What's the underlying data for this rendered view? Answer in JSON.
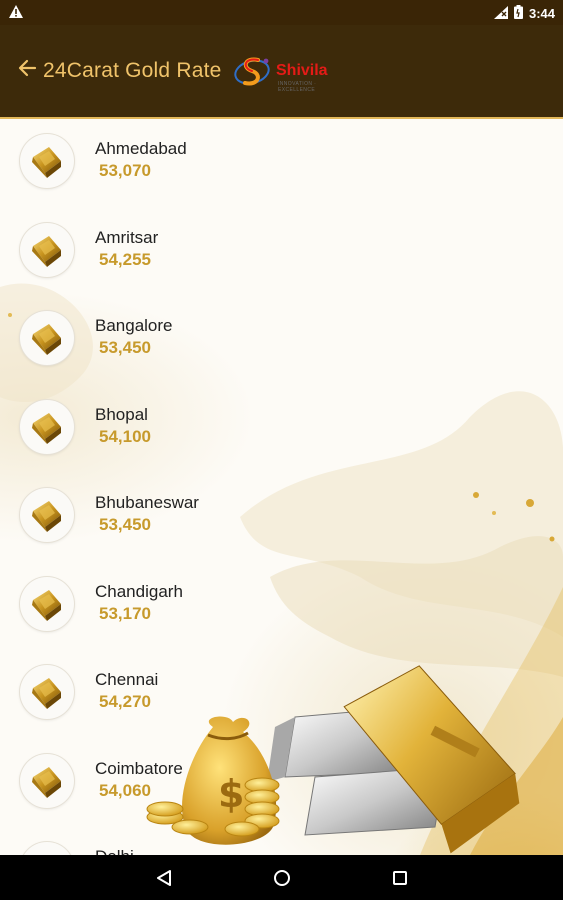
{
  "status_bar": {
    "time": "3:44",
    "icons": [
      "warning-icon",
      "wifi-off-icon",
      "battery-icon"
    ]
  },
  "app_bar": {
    "title": "24Carat Gold Rate",
    "logo": {
      "name": "Shivila",
      "tagline": "INNOVATION · EXCELLENCE"
    },
    "back_icon": "arrow-left-icon"
  },
  "colors": {
    "app_bar_bg": "#3d2a0a",
    "title_color": "#f0c36a",
    "rate_color": "#c79a2c",
    "accent_line": "#e3b85a"
  },
  "rates": [
    {
      "city": "Ahmedabad",
      "rate": "53,070"
    },
    {
      "city": "Amritsar",
      "rate": "54,255"
    },
    {
      "city": "Bangalore",
      "rate": "53,450"
    },
    {
      "city": "Bhopal",
      "rate": "54,100"
    },
    {
      "city": "Bhubaneswar",
      "rate": "53,450"
    },
    {
      "city": "Chandigarh",
      "rate": "53,170"
    },
    {
      "city": "Chennai",
      "rate": "54,270"
    },
    {
      "city": "Coimbatore",
      "rate": "54,060"
    },
    {
      "city": "Delhi",
      "rate": ""
    }
  ],
  "nav_bar": {
    "icons": [
      "back-triangle-icon",
      "home-circle-icon",
      "recents-square-icon"
    ]
  }
}
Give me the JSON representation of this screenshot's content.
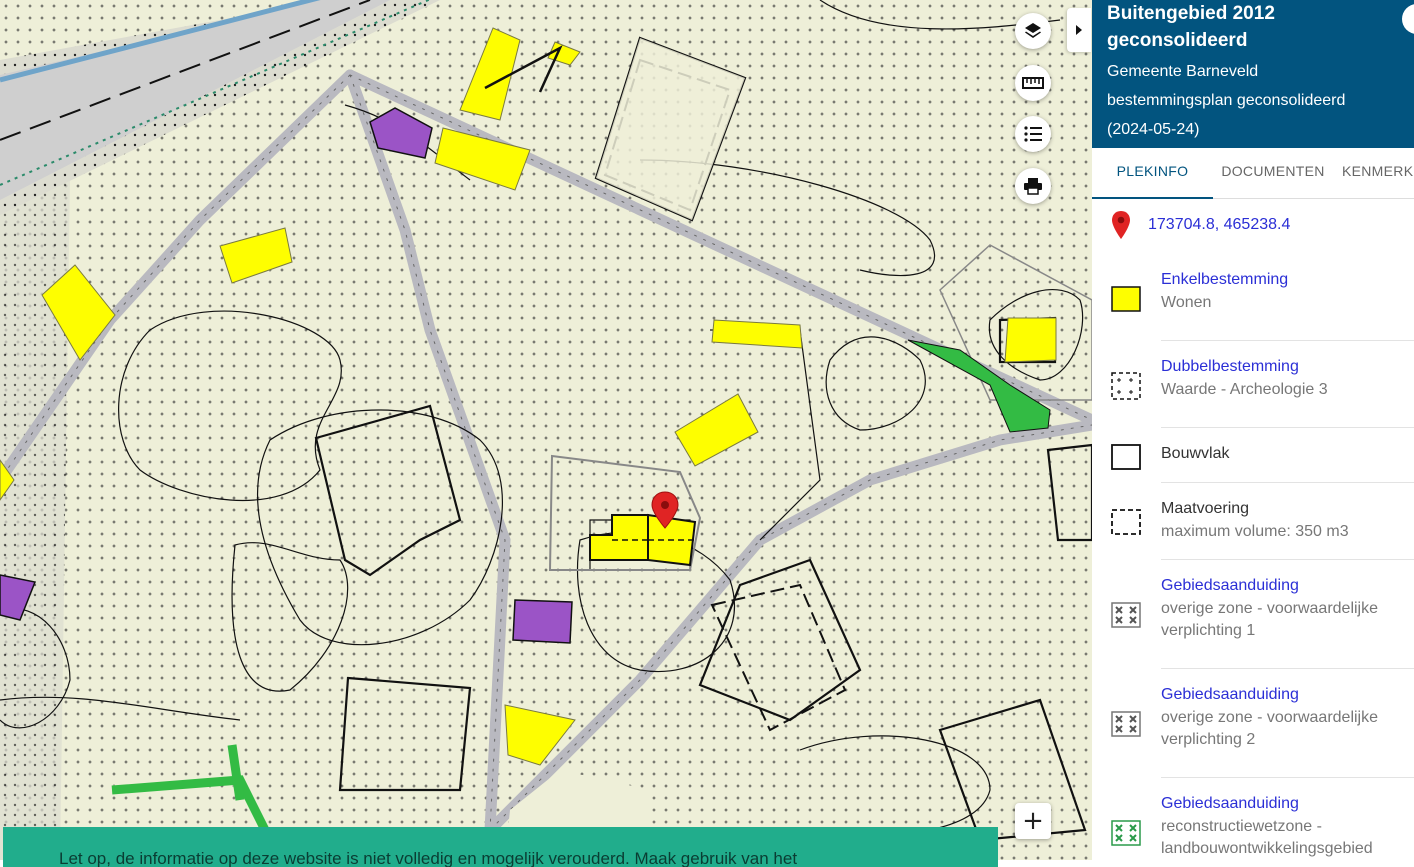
{
  "map": {
    "marker_icon": "map-marker-icon",
    "controls": [
      {
        "name": "layers",
        "icon": "layers-icon"
      },
      {
        "name": "measure",
        "icon": "ruler-icon"
      },
      {
        "name": "legend",
        "icon": "list-icon"
      },
      {
        "name": "print",
        "icon": "printer-icon"
      }
    ],
    "zoom_in_label": "+",
    "collapse_icon": "caret-right-icon"
  },
  "banner": {
    "text": "Let op, de informatie op deze website is niet volledig en mogelijk verouderd. Maak gebruik van het"
  },
  "panel": {
    "title": "Buitengebied 2012 geconsolideerd",
    "subtitle": "Gemeente Barneveld bestemmingsplan geconsolideerd (2024-05-24)",
    "header_color": "#02547f",
    "tabs": [
      {
        "label": "PLEKINFO",
        "active": true
      },
      {
        "label": "DOCUMENTEN",
        "active": false
      },
      {
        "label": "KENMERKEN",
        "active": false
      }
    ],
    "coordinates": "173704.8, 465238.4",
    "coordinates_icon": "map-pin-icon",
    "legend": [
      {
        "title": "Enkelbestemming",
        "desc": "Wonen",
        "symbol": "yellow-fill-icon"
      },
      {
        "title": "Dubbelbestemming",
        "desc": "Waarde - Archeologie 3",
        "symbol": "archeology-pattern-icon"
      },
      {
        "title": "Bouwvlak",
        "desc": "",
        "symbol": "solid-outline-icon"
      },
      {
        "title": "Maatvoering",
        "desc": "maximum volume: 350 m3",
        "symbol": "dashed-outline-icon"
      },
      {
        "title": "Gebiedsaanduiding",
        "desc": "overige zone - voorwaardelijke verplichting 1",
        "symbol": "zone-pattern-icon"
      },
      {
        "title": "Gebiedsaanduiding",
        "desc": "overige zone - voorwaardelijke verplichting 2",
        "symbol": "zone-pattern-icon"
      },
      {
        "title": "Gebiedsaanduiding",
        "desc": "reconstructiewetzone - landbouwontwikkelingsgebied",
        "symbol": "zone-pattern-green-icon"
      }
    ]
  }
}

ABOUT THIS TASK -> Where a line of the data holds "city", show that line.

EXERCISE OUTPUT ->
      "city": "Ahmedabad",
      "city": "Amritsar",
      "city": "Bangalore",
      "city": "Bhopal",
      "city": "Bhubaneswar",
      "city": "Chandigarh",
      "city": "Chennai",
      "city": "Coimbatore",
      "city": "Delhi",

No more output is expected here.